Data about app and page elements:
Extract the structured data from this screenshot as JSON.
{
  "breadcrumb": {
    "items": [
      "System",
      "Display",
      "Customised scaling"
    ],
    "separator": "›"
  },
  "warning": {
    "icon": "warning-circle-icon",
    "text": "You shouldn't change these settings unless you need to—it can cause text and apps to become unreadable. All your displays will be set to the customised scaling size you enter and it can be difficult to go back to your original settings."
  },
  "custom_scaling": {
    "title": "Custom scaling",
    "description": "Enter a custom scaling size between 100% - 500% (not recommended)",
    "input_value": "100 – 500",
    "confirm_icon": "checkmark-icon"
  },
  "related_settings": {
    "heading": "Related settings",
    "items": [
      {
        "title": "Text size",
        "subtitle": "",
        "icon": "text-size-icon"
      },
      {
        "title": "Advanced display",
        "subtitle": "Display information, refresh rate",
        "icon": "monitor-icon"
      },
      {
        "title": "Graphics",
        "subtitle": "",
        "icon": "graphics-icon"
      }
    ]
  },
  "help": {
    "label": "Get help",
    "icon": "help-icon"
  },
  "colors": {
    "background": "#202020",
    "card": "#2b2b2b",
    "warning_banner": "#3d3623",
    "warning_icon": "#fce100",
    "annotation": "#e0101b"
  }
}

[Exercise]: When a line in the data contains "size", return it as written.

[The completed task]:
    "text": "You shouldn't change these settings unless you need to—it can cause text and apps to become unreadable. All your displays will be set to the customised scaling size you enter and it can be difficult to go back to your original settings."
    "description": "Enter a custom scaling size between 100% - 500% (not recommended)",
        "title": "Text size",
        "icon": "text-size-icon"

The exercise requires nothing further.